- Reimagining your ‘best’ self. What if you don’t want to change sports? For me, I missed the routine of training: swim, bike, run, eat, recover. When I did my last IRONMAN, I swore I wouldn’t come back to the sport as an age grouper. I realize now that the athlete who made that promise had different values from the one who has a new triathlon itch to scratch. My best self is the one that loves the process of training and seeing improvement from week to week and month to month. I have new found appreciation for how much I simply love swimming, biking and running. If I used to race IRONMAN at 200 watts on the bike, well maybe 150W is the new standard. But that 50W difference will not keep me from enjoying a sport I love.
Aging brings perspective, and when I think back to what motivated me in the past, I think that my ‘best self’ wasn’t actually defined by speed, but rather by my dedication to improvement. In that light, it isn’t actually much different from how I see myself today.
A friend texted me the other day, “retirement looks good on you.” Yes, indeed, I think “retirement” can look good on all of us. Whether it’s trying a new endurance sport, or sticking with the same sport, accepting gracefully that we aren’t as fast as we once were but that our best training is still ahead, we can still keep enjoying the sports we love.
Remember, you define your ‘best self.’ Happy racing.

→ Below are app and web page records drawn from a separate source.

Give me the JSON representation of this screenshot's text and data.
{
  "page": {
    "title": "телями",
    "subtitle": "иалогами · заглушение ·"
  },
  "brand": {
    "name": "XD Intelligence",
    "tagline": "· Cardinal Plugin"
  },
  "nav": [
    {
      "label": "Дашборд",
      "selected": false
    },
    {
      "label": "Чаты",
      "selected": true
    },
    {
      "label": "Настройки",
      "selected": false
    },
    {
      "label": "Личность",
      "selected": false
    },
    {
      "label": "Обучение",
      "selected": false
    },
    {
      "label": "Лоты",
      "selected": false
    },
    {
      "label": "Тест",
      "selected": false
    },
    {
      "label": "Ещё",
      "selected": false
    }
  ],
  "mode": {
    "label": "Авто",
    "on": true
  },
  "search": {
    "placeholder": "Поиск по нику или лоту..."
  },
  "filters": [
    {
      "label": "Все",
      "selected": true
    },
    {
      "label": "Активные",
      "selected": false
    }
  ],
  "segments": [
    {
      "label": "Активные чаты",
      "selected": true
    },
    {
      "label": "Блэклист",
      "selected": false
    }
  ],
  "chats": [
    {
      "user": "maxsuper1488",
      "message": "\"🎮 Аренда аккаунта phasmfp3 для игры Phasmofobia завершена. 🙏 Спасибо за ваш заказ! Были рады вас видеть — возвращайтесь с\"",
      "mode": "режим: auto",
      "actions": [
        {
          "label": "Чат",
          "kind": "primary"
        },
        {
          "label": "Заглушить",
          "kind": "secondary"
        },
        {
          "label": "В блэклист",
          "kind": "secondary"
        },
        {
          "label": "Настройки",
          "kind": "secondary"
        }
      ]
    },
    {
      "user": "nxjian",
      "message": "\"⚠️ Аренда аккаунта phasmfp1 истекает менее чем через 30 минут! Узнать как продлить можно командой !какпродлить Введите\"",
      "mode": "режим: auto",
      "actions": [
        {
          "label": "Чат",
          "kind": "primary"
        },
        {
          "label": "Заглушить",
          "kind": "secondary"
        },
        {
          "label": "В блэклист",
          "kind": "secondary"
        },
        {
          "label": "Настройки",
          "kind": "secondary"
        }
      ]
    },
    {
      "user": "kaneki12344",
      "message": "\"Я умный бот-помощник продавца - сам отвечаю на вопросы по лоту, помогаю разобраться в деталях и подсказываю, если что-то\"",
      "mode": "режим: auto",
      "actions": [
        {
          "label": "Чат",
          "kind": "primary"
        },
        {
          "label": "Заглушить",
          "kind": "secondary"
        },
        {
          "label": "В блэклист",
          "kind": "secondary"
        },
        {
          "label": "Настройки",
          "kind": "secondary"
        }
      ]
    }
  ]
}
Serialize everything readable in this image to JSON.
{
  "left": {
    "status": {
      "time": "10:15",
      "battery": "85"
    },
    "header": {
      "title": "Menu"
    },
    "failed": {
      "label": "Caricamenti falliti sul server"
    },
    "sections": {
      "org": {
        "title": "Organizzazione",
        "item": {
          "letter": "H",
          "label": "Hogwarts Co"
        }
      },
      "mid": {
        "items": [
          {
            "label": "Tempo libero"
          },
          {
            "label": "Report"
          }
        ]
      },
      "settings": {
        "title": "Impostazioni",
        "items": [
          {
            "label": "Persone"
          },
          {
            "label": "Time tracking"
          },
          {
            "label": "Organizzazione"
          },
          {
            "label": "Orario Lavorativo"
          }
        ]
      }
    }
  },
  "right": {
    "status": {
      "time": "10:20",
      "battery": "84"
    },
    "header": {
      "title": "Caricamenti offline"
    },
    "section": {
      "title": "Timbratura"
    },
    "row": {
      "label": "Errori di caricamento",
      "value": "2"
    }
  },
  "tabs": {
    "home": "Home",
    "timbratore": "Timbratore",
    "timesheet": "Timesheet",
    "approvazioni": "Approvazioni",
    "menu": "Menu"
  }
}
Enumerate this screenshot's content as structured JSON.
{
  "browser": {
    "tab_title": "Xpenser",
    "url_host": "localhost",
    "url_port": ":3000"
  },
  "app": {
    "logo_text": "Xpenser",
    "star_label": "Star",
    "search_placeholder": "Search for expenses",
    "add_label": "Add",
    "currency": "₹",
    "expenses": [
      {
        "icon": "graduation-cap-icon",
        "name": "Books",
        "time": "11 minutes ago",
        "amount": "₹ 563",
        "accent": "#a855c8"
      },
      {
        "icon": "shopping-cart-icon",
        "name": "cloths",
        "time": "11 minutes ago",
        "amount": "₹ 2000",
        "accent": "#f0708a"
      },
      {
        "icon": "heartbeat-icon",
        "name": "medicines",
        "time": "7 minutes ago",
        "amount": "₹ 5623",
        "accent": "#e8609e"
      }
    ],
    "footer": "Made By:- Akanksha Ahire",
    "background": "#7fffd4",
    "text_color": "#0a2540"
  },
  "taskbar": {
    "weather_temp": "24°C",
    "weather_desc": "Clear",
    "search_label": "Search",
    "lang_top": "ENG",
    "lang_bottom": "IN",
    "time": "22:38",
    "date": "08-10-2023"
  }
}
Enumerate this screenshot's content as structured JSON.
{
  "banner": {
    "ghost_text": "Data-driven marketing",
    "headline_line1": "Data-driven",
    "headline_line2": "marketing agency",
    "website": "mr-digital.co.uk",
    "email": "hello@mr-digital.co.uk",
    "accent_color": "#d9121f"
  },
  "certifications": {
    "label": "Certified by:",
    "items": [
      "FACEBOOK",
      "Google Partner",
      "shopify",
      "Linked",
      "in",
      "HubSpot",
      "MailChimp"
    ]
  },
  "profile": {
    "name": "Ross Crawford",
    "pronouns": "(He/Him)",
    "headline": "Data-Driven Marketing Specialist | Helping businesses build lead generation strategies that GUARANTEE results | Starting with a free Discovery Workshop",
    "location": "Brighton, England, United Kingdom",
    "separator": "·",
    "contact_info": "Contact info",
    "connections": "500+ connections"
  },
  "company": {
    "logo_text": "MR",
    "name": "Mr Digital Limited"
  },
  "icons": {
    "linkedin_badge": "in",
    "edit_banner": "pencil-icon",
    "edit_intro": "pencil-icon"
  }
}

The views expressed in this article are the opinion of the author and not necessarily the practices of USA Triathlon. Before starting any new diet or exercise program, you should check with your physician and/or coach.